**Task objective**
Please show every line from the entries that carries the word "JSON".

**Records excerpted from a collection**

-=-=-=-=-

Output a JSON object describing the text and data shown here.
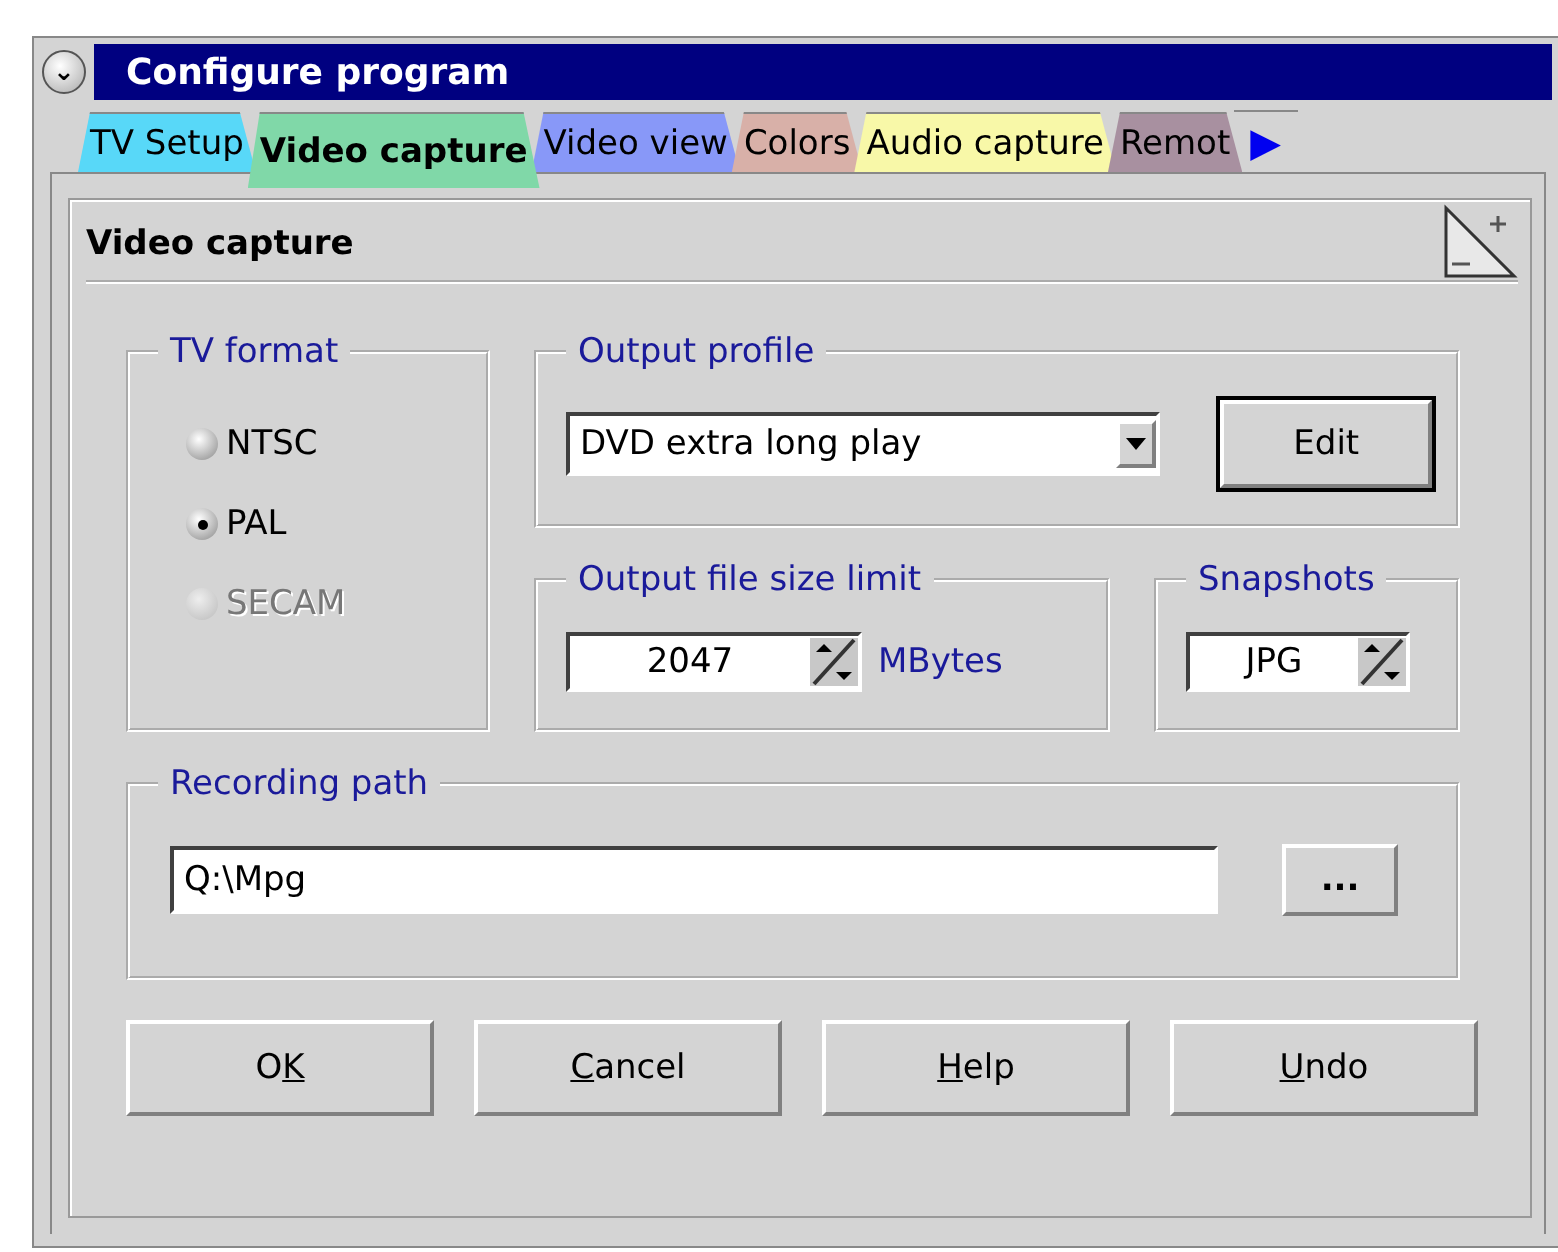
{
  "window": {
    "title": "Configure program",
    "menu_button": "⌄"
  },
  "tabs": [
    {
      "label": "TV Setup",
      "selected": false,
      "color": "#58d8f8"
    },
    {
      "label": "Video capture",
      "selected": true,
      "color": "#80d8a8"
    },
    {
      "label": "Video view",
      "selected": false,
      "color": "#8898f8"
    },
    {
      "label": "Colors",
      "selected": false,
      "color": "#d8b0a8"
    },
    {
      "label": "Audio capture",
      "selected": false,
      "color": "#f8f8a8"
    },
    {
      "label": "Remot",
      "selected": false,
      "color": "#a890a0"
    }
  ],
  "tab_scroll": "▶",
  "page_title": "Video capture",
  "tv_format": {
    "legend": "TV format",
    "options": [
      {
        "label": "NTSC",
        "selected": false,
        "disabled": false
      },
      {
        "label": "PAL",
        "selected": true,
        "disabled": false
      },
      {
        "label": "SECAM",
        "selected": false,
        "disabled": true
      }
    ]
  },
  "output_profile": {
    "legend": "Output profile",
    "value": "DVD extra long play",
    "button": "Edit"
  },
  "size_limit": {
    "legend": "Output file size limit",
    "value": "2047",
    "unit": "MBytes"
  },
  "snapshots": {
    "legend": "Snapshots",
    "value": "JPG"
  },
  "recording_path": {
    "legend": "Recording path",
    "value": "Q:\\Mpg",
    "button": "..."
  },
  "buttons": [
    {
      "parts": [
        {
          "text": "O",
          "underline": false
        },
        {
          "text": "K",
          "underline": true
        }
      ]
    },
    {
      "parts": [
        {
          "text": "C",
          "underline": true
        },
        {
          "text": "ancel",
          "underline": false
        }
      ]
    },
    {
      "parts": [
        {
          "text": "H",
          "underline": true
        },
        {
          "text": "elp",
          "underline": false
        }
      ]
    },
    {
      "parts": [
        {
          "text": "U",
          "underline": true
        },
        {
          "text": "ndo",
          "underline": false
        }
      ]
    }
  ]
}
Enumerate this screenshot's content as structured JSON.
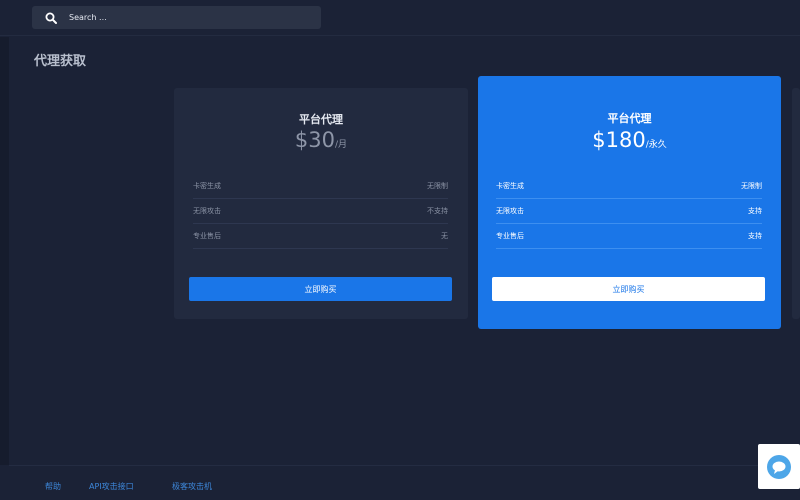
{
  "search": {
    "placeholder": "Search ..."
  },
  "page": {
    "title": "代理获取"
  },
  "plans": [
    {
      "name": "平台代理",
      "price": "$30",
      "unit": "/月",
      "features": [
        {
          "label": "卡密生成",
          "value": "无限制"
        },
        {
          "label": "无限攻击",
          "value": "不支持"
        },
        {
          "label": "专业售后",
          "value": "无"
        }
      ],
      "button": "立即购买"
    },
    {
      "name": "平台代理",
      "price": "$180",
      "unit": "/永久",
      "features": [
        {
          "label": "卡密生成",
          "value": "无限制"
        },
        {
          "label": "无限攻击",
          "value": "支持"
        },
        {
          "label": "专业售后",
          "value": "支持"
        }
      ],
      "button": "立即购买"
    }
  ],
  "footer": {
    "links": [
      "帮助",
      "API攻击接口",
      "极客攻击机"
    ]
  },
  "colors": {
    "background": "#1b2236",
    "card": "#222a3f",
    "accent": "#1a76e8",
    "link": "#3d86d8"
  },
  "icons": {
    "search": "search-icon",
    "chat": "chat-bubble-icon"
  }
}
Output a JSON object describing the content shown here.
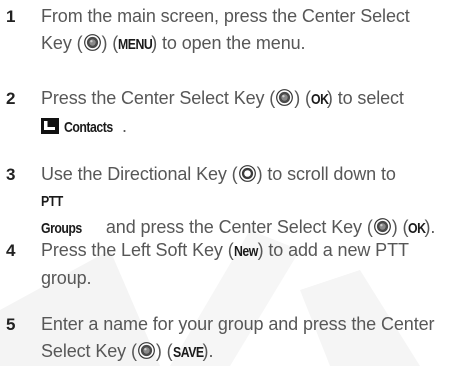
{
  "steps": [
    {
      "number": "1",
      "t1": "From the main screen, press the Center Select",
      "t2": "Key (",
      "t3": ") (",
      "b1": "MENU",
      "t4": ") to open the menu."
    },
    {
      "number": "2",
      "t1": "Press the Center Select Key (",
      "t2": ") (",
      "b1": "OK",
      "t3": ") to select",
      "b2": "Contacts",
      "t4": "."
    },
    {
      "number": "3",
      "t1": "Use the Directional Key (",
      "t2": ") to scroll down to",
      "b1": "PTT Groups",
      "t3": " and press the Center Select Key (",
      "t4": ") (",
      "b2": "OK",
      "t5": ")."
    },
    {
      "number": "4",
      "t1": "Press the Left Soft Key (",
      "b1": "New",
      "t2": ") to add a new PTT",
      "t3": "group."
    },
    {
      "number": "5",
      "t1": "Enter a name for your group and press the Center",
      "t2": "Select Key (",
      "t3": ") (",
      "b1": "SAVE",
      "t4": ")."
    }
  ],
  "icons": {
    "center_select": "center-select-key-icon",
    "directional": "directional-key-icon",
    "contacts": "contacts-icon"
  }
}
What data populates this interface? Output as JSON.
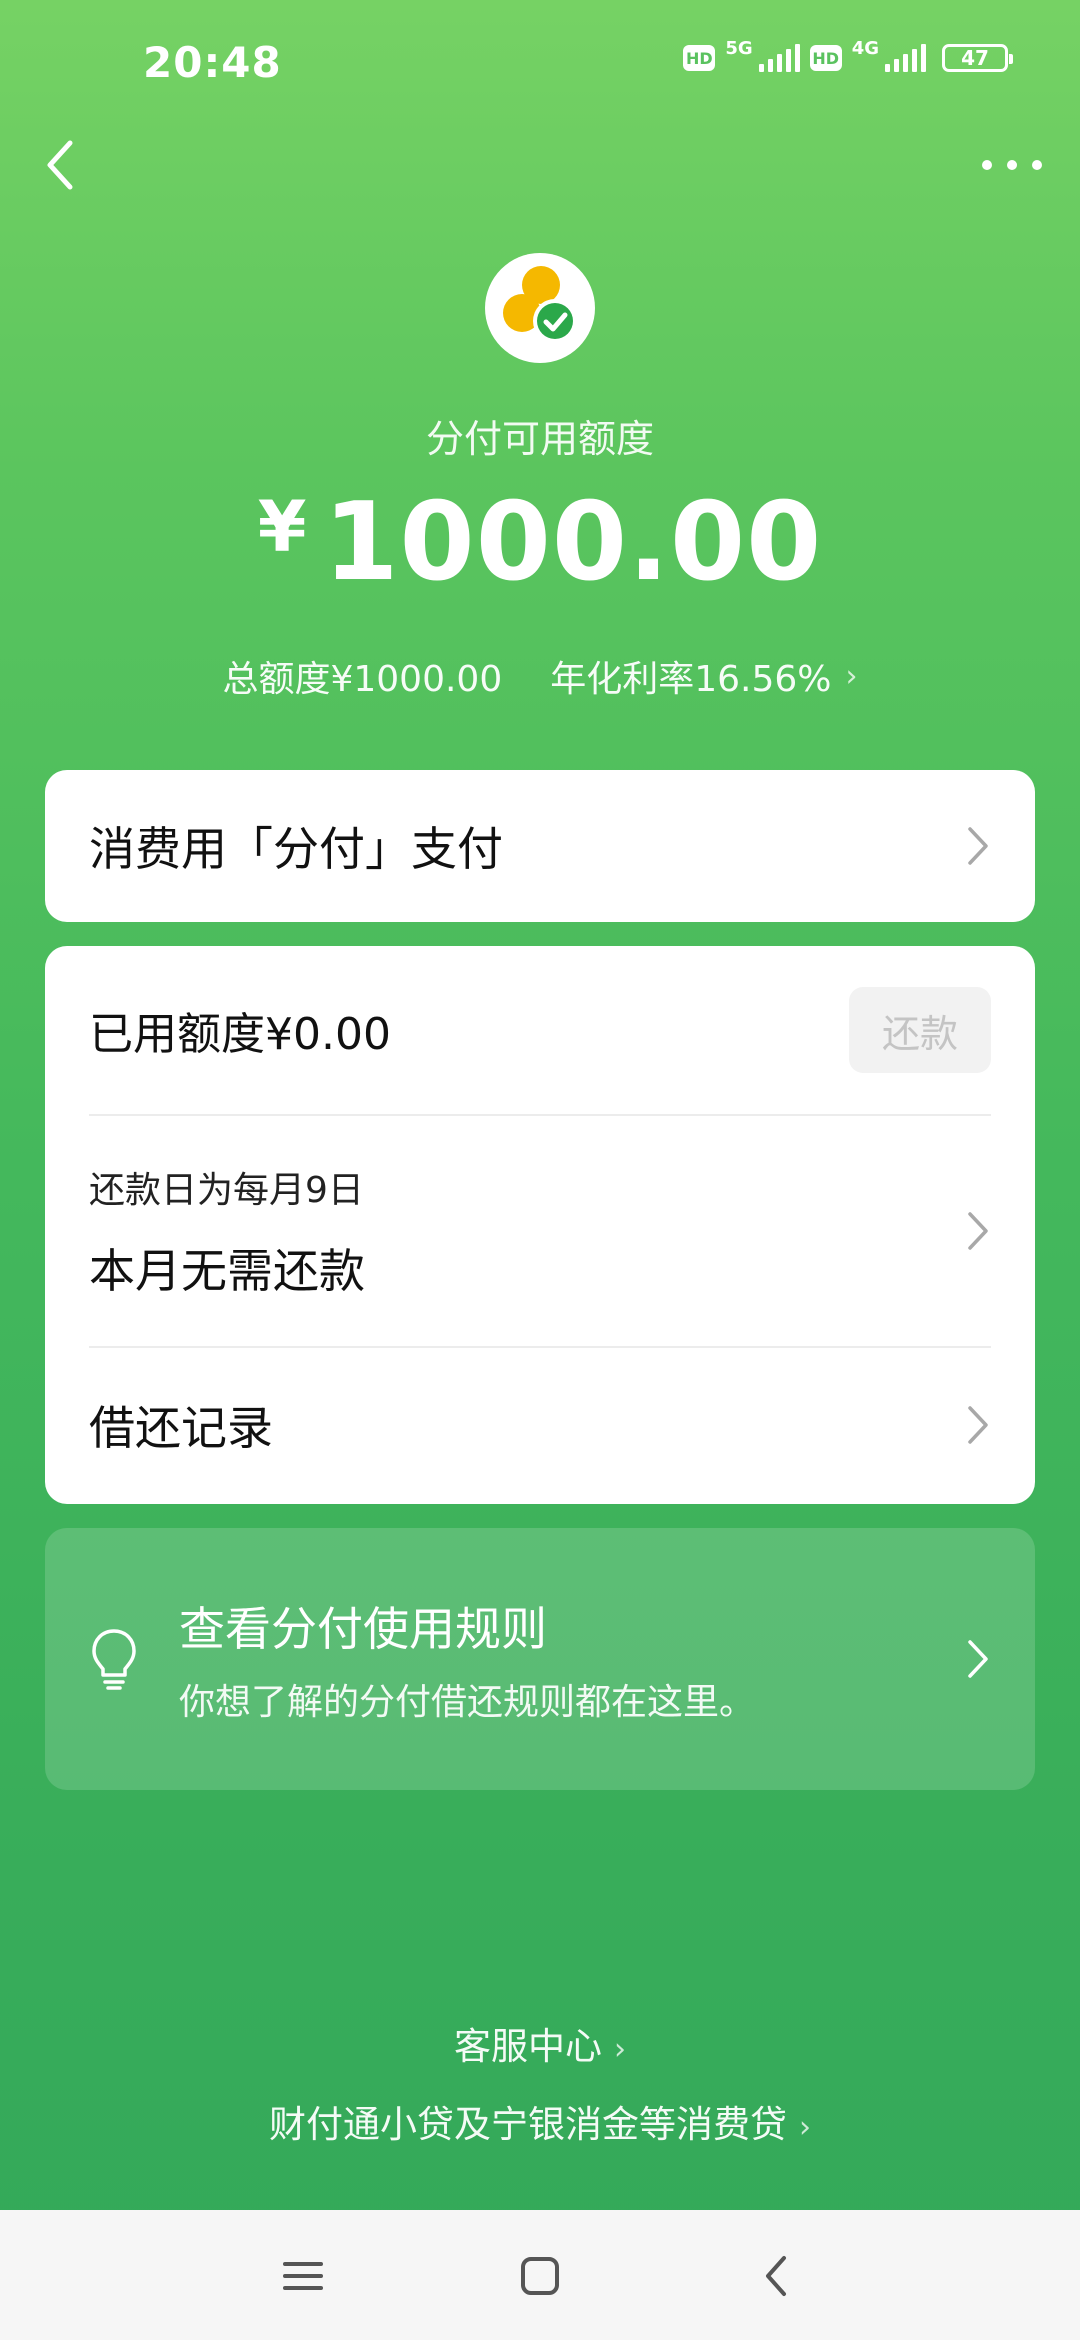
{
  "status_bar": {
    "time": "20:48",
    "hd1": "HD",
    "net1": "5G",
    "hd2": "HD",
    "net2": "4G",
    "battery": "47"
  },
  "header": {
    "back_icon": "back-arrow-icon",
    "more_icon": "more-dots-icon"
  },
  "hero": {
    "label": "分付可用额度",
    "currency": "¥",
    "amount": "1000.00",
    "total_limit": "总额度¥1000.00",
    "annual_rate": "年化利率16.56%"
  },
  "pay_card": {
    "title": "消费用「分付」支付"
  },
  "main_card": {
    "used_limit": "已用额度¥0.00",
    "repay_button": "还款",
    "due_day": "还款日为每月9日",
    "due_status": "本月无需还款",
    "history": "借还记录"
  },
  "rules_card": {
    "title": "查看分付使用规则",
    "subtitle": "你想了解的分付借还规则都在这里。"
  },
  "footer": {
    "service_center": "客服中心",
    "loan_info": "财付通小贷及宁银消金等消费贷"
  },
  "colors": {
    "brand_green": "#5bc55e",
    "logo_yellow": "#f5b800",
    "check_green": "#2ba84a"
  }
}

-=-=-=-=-

**Result**
Output a JSON object describing the text and data shown here.
Enumerate this screenshot's content as structured JSON.
Output a JSON object describing the content shown here.
What data populates this interface? Output as JSON.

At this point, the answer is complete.